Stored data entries
--------------------
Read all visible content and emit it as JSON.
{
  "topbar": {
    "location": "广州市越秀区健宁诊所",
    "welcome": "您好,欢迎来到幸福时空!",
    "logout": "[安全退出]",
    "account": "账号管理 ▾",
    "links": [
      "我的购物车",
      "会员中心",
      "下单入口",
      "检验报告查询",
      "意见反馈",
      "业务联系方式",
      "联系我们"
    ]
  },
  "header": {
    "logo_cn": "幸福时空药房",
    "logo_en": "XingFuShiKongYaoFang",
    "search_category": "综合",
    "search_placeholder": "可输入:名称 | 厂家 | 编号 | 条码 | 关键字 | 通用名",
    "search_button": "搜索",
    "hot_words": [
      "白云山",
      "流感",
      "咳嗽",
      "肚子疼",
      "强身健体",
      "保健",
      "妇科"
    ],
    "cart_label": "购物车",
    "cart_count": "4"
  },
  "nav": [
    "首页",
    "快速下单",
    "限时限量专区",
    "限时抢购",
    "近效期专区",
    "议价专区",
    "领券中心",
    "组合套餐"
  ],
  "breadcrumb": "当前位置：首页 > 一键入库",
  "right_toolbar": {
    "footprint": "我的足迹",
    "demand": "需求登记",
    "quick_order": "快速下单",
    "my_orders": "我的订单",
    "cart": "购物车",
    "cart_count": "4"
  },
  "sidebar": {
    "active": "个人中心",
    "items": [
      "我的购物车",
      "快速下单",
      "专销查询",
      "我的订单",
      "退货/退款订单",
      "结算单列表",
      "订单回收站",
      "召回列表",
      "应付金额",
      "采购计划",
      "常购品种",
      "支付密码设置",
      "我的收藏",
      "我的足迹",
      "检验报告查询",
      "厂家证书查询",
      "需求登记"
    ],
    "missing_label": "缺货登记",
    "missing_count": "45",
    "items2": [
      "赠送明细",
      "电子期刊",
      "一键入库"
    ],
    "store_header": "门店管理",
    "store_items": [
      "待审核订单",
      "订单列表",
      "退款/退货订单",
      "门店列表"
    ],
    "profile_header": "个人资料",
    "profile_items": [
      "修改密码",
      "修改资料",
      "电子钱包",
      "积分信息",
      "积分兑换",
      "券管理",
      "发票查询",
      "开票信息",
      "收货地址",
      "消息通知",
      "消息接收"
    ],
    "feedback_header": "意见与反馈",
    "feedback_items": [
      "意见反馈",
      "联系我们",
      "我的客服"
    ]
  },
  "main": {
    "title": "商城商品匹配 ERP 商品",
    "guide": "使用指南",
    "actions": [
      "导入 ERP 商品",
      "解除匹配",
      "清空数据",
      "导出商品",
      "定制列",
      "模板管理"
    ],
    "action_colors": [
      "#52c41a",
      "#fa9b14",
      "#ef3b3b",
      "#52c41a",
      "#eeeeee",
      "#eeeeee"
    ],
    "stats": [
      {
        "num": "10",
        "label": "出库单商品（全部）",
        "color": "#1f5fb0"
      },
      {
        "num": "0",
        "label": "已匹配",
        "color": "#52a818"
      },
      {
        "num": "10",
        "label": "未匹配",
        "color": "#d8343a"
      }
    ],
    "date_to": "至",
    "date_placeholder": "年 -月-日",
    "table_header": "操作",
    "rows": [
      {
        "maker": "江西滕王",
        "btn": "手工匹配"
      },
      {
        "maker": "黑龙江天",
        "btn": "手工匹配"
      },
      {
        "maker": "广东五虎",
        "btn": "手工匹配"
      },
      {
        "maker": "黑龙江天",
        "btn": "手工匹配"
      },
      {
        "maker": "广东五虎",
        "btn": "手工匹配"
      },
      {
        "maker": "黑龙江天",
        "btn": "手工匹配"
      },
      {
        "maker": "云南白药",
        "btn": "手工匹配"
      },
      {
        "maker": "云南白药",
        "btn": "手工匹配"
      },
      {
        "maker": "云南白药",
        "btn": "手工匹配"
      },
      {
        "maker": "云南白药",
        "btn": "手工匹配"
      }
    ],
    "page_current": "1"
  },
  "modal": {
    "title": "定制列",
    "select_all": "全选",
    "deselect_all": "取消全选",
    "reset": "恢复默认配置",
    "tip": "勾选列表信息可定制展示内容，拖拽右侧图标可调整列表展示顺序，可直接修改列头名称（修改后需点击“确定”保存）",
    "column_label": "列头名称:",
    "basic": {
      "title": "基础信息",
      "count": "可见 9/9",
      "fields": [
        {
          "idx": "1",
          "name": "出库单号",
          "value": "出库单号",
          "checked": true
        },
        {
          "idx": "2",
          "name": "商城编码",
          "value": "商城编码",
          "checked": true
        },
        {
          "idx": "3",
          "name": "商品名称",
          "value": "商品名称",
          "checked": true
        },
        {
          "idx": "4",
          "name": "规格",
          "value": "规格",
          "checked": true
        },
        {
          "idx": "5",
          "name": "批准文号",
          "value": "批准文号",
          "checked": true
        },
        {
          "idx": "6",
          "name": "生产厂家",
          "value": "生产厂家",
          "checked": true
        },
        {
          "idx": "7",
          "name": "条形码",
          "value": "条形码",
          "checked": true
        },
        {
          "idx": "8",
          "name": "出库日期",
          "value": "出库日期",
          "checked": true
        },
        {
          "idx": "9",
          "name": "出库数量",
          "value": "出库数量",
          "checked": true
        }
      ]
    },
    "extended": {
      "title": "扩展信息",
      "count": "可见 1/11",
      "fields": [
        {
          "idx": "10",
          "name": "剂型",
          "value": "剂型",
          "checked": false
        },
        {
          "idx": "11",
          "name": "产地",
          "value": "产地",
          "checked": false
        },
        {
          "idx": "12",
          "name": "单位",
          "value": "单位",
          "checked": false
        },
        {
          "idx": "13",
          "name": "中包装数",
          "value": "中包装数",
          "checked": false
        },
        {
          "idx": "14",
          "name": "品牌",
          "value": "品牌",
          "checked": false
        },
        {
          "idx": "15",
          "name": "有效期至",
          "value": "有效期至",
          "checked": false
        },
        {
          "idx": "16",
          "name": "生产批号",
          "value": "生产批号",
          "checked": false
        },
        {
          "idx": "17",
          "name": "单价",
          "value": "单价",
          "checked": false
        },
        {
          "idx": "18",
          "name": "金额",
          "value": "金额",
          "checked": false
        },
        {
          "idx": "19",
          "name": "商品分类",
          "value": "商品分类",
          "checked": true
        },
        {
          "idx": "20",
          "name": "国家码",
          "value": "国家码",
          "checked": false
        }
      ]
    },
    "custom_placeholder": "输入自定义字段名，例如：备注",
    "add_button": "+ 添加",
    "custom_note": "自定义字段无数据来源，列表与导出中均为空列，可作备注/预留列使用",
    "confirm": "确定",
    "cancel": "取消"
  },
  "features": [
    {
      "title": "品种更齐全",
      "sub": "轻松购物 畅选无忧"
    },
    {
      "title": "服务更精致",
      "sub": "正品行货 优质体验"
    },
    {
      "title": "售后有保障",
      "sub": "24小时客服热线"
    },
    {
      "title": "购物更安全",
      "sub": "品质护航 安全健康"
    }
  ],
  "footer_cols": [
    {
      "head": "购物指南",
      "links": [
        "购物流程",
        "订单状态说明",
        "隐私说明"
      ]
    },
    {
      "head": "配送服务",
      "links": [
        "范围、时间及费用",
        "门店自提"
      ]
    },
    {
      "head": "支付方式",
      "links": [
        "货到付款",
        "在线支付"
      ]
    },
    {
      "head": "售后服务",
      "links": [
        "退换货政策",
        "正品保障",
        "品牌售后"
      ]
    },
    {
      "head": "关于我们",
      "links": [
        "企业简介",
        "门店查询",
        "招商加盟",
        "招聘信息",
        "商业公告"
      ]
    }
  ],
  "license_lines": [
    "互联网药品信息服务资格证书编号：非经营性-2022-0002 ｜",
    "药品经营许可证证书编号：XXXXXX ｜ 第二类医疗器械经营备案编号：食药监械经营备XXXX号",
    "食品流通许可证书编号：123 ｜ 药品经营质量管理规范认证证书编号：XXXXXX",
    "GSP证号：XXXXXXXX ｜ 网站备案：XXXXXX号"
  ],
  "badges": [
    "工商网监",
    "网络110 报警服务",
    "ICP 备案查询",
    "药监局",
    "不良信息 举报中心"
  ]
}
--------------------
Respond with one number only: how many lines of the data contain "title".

**Reply to the exercise**. 8